“Fear and misunderstanding often lead to prejudice against people with mental illness and addictions, even among service providers. It’s one of the main reasons why many people don’t consider it a real health issue. This prejudice and discrimination leads to feelings of hopelessness and shame in those struggling to cope with their situation, creating a serious barrier to diagnosis and treatment.”[4]

What can be done to combat stigma? 

There are a number of activities that can be adopted in both education and work settings that can help to reduce stigma. Each of these actions are vital to help decrease long standing misconceptions and stereotypes. 

Increasing positive attitudes

  • Educating learners and employees to help increase knowledge about the capabilities and strengths of those living with learning difficulties and disabilities and combat negative attitudes.
  • Teaching and training led by staff who themselves live with a disability or learning difficulty has been found to be beneficial in dispelling stigma and increasing positive attitudes. 
  • Indirect contact through mediums such as films and exposure to images, which contradict stereotypes, such as posters in the workplace and educational settings.

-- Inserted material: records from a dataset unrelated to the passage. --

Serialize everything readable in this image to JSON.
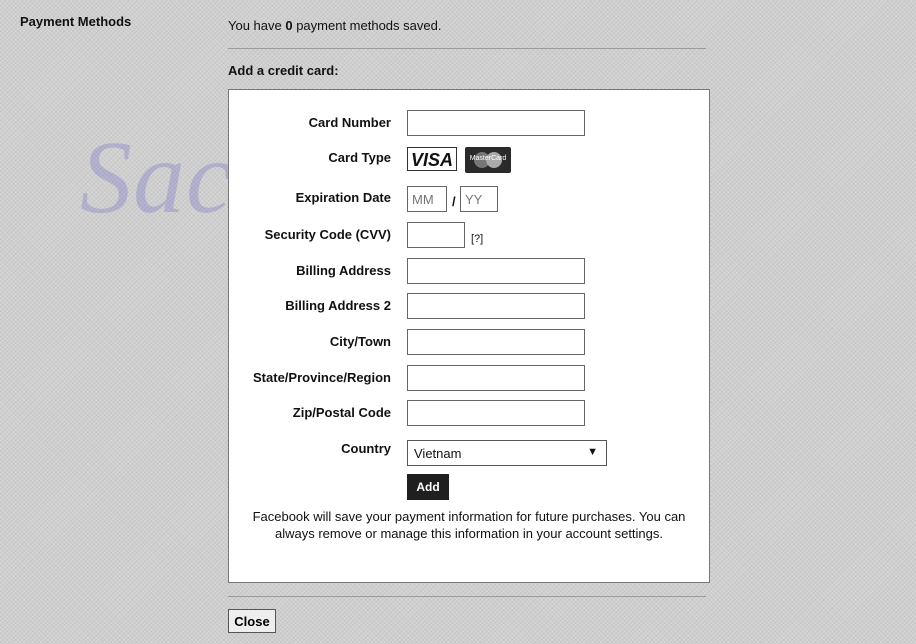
{
  "watermark": "Sachvui.Com",
  "section_title": "Payment Methods",
  "status": {
    "prefix": "You have ",
    "count": "0",
    "suffix": " payment methods saved."
  },
  "form_heading": "Add a credit card:",
  "fields": {
    "card_number": "Card Number",
    "card_type": "Card Type",
    "expiration_date": "Expiration Date",
    "security_code": "Security Code (CVV)",
    "billing_address": "Billing Address",
    "billing_address_2": "Billing Address 2",
    "city_town": "City/Town",
    "state_region": "State/Province/Region",
    "zip_code": "Zip/Postal Code",
    "country": "Country"
  },
  "card_types": {
    "visa": "VISA",
    "mastercard": "MasterCard"
  },
  "expiration": {
    "month_placeholder": "MM",
    "year_placeholder": "YY",
    "separator": "/"
  },
  "cvv_help": "[?]",
  "country_selected": "Vietnam",
  "add_label": "Add",
  "info_text": "Facebook will save your payment information for future purchases. You can always remove or manage this information in your account settings.",
  "close_label": "Close"
}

Respectful communication

  • Use respectful and considered language when addressing someone with a learning difficulty or disability. For example, using ordinary language with someone less able bodied, such as suggesting going for a walk with a student or apprentice in a wheelchair, is a small but powerful gesture.
  • Using ordinary expressions of speech let’s everyone know that each member of the workforce or class are seen as full members of their education or working community.
  • Be open. For example ask how someone with a speech impairment wishes to communicate. They may prefer to write or type as opposed to talking if they have impaired speech.
  • Talking directly to someone and making eye contact goes a long way to making that person feel respected and listened to.

Respecting identity

  • Recognising someone’s choice to either downplay or highlight his or her disability or learning difficulty is both respectful and important.
  • Making all staff and learners aware of disability and learning difficulty support groups is another important step towards demonstrating acceptance and education.
  • Listen to and respect everyone’s decisions around how they choose to act when it comes to their learning difficulties or disabilities.

Facilitating Support

If any of the issues raised in this article are relevant to you and your organisation whether you are an individual, representative of an organisation or education provider please do not hesitate to get in contact with our friendly learning support team to see how we can help. 

[1]Apprenticeship Statistics: England Briefing Paper February 2019

[2]National Achievement Rates Tables March 2019

[3] Mencap: Stigma and Discrimination

[4] CAMH: Addressing Stigma